Cornmeal Pizza Dough
2 C. bread flour
1/2 C. cornmeal
1 t salt
1 T nonfat dry milk
2 t olive oil
3/4 C. hot tap water (120°-130°F)
1 1/2 -2 t. 50% faster active dry yeast
1 1/2 t. sugar
1. Place the pizza stone in the upper third of the oven and preheat to 500°F for at least 30 minutes before baking.
2. Mix the bread flour, cornmeal, salt and dry milk in the bowl of your mixer fitted with a dough hook.
3. Mix the water, yeast and sugar together and let proof for about five minutes. It should look all bubbly on top.
4. Slowly mix the yeast/water mixture and oil into the flour with the hook. The dough should start to come together into a ball. If it stays crumbly, add some warm water little bit at a time until it comes together. Knead until the dough comes away from the side of the bowl.
5. Turn dough out onto floured surface and knead by hand for a few minutes until the dough feels smooth and elastic. Form into a ball and put into oiled bowl; cover with plastic wrap or tea towel. Rise until doubled.
6. Remove the dough to a lightly floured surface and knead by hand a few seconds. Then roll out into a circle. (Here is the tricky part. The original recipe made one 14” pizza. I roll mine so thin it makes two 10-12” pizzas. ) Place this disk on a pizza peel or a cookie sheet with no sides that has been heavily sprinkled with cornmeal. The cornmeal should act like little ball bearings and slide the pizza off the peel/cookie sheet with no problems. I will “test” the dough before I put the toppings on by shaking it a little bit to see if it will move freely.

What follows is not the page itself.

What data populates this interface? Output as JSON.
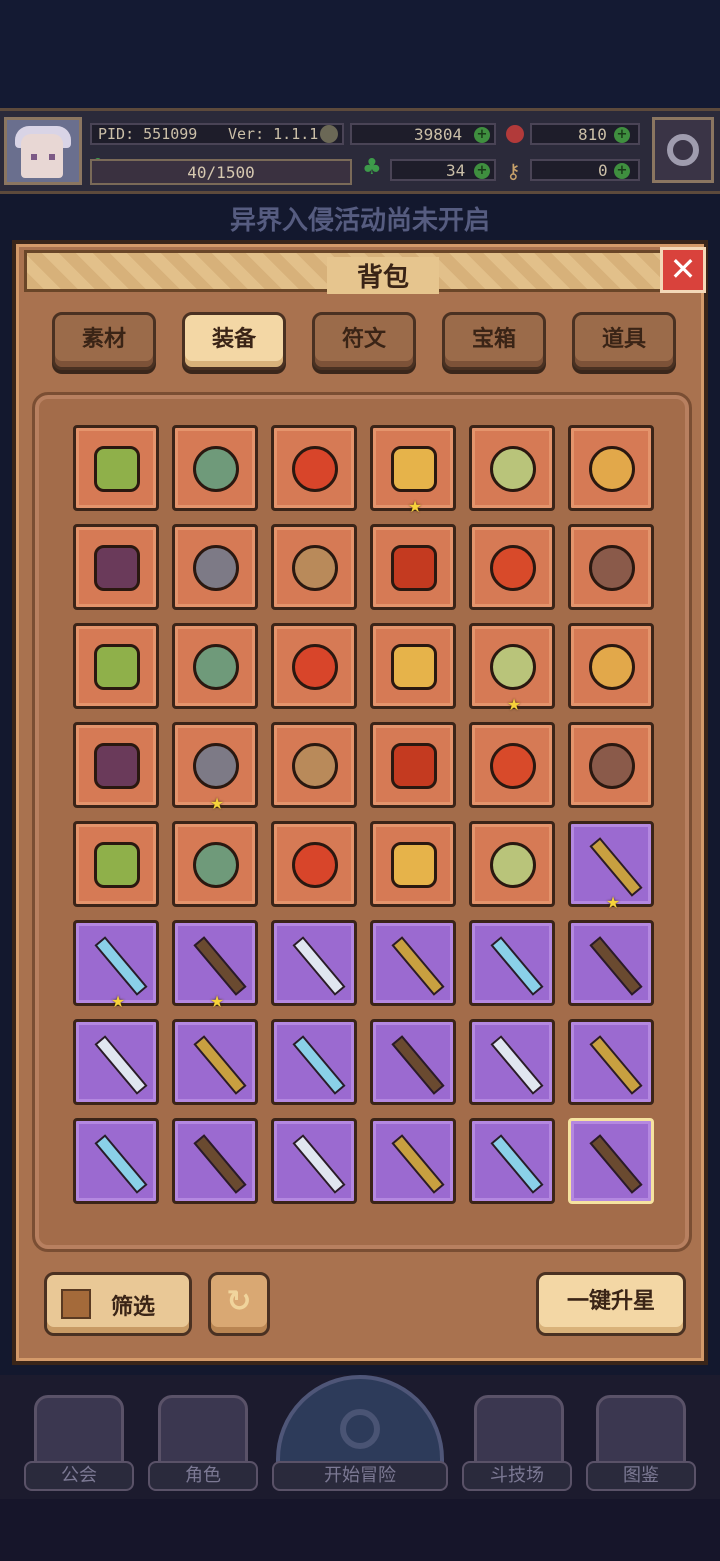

7. Apply sauce and other toppings. (Be sparing with the sauce, too much will make the dough soggy. For a 12” round I will use 3-4 tablespoons.) My current favorite topping is fresh mozzarella, crispy bacon and finely diced onion, Yum Yum.
8. Lower the oven temp to 425°F .Carefully slide the topped dough onto the stone in the oven. (Please be careful – I still have burns healing from New Year’s) Bake for 8-10 minutes or until the cheese is melted and bubbly and the crust is nice and golden brown on the underside when you peek.
9. CAREFULLY!!! Slide the peel/cookie sheet back under the finished pizza and pull it out of the oven. This is tricky – it took a couple of tries the first time I did it and I messed up the pizza. Trust me, it gets easier with practice.
10. Let cool briefly before cutting and serving.
Ok - enough boring stuff!!! Went to Thurn's this past weekend to stock up on bacon and lo and behold! They had awesomely cool hats that said "oink" on the back. Go buy one - NOW! I command it!
Here is Tony representin'